Meanwhile, we’re finally seeing some alarm bells in the press about just how bleak a second Trump Administration would be and what his MAGA base would expect. Tom Nichols points out in his newsletter for the Atlantic this week that winning isn’t even enough. Trump and his base want revenge: “Millions of Americans, stung by the electoral rebukes of their fellow citizens, have become so resentful and detached from reality that they have plunged into a moral void, a vortex that disintegrates questions of politics or policies and replaces them with heroic fantasies of redeeming a supposedly fallen nation.”
The New Republic’s Greg Sargent writes “There are strong indications that Trump is intentionally trying to raise expectations among his core supporters for just that—a presidency unbound by the law. And there are even signs it’s having exactly that effect.”
We all know that no matter what happens, the Trump campaign will declare victory and, if he loses, claim the election was stolen. Theoretically, having Trump loyalists running Republican parties in key states should help the Trump campaign make court challenges and mobilizing support easier. But by making election denial a litmus test and bolstering people who live in the MAGA Cinematic Universe over those with competence, experience, and institutional memory, Trump absolutely made his reelection campaign harder. Maybe enough to lose him the election.
Protect Our Democracy Now Primer (Women’s Donor Network)
A handy list of resources for kicking your advocacy and knowledge into gear now that we’re in 2024 officially. A good one to bookmark.
From Brandy Zadrozny, who consults many of the experts whose work I’ve linked to over the years here. It’s frustrating that we’re here again but even so, folks should be prepared.
Authorities Investigate Threats to Democratic Lawmakers (New York Times)
Roger Stone is living proof that a rich white man can get away with pretty much anything. Allegedly.
The panel and training submission process for Netroots Nation 2024, which is happening July 11-13 in Baltimore, is now open! Do you have an idea for a panel or training you’d like to see on the agenda this summer? You can submit anytime between now and February 9.
We want to highlight the hard work being done by activists and organizations around the country, from national campaigns to local grassroots organizing, as well as to shine a light on what's happening locally in Baltimore.
I’m proud to serve on Netroots Nation’s board and I look forward to attending each year.
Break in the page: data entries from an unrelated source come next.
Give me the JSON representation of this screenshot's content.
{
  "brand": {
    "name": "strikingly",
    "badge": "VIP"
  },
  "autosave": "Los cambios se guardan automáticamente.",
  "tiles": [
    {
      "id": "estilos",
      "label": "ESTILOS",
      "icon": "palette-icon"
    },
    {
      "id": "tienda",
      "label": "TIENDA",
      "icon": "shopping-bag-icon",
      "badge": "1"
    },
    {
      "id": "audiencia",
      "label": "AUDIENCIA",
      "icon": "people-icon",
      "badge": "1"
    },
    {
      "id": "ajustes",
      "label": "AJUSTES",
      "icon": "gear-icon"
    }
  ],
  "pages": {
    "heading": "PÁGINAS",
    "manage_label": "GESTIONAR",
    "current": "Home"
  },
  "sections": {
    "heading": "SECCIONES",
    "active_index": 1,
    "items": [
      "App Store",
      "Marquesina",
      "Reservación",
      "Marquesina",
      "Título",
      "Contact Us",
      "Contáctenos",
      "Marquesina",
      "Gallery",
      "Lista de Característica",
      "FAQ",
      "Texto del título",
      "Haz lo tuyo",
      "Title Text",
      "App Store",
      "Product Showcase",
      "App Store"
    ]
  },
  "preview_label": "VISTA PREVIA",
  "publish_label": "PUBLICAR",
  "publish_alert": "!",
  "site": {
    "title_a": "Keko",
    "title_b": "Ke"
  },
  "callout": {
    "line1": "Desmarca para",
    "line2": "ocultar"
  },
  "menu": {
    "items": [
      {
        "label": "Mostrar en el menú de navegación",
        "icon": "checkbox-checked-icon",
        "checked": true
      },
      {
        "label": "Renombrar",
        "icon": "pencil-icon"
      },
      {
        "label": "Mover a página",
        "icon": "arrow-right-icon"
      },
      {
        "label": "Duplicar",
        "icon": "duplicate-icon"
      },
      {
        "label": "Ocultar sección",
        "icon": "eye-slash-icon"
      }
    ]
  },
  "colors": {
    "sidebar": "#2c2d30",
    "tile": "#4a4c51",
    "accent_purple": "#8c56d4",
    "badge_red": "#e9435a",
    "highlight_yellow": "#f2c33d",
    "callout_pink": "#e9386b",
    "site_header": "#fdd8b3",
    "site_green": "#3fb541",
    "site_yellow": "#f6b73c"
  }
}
Election years especially, because the energy and organizing are always incredible. I encourage you to consider submitting a panel or attending yourself this year.
That's all for now. See you next Sunday!